The Indian American Forum for Political Education and the Indian American community in general have not been mere spectators of the growth of the new relationship between India and the US. They have been active players in this evolving friendship and they need to remain engaged to sustain the present momentum. India has learnt to rely on the Indian communities abroad to foster relationships with the countries of their adoption. Nowhere has this resource been more valuable than in the US. The increasing prestige of the Indian community in the US has contributed immensely to the image of India as a nation. A country that has been a mother to such a community cannot but deserve the respect of those who have benefited from their wealth of skills. Moreover, many of you have taken upon yourself the responsibility of actually working for Indo-US friendship because you realize that just as your name and prestige add luster to India, good Indo-US relations contribute to your own standing in the US. The investments you make in beneficial co-operation between India and the US are investments in your own future.

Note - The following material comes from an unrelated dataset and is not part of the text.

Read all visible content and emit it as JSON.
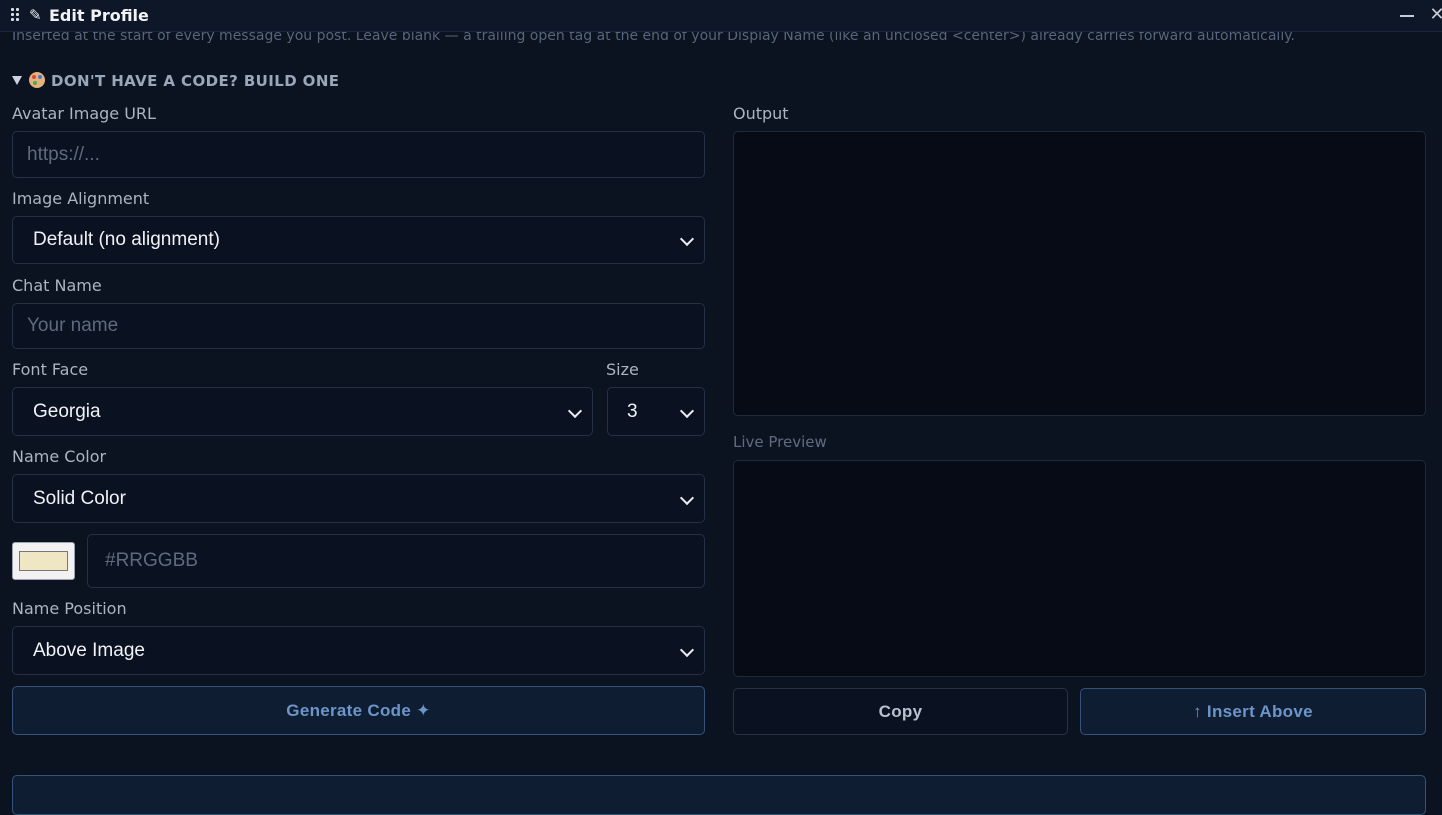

I have heard it articulated in this forum that it is legitimate for Indian Americans to have a point of view different from that of India and America. No one will dispute this assertion. But a deeper analysis will show that there is no reason for different perspectives when it comes to the imperatives of Indo-US relations. The objectives of the Embassy of India and the people of Indian origin are not different when it comes to dealing with our host country. We both seek goodwill for India; we both seek understanding of India. We both try to interpret our country and its policies to the American people. The fact is that all our efforts in this country are directed towards better understanding and better relations, not towards gaining unilateral advantages for ourselves.
For instance, we shall need to work together when amendments are moved in the House this week or next week to curtail US aid to India. Clearly, what is at stake is not the quantum of assistance sought to be curtailed, but the record of India as a champion of democracy and human rights. We shall bank on those who understand both India and the US to put matters relating to human rights in India in perspective and not allow complications to arise in our relationship. We welcome moves to curtail economic sanctions like the initiative of Senator Brownback more for the reason that they reflect adversely on our policies than because they deprive us of economic benefits. Indian American efforts to help in these cases are in support of both India and the US.
In fact, India and the Indian Americans worked together before, during and after President Clinton's visit and we have a joint responsibility to carry the torch forward. This event that brings together the opinion makers in the US to ponder over the visit and the steps that need to be taken in the future is a commendable step taken by the Indian American Forum for Political Education.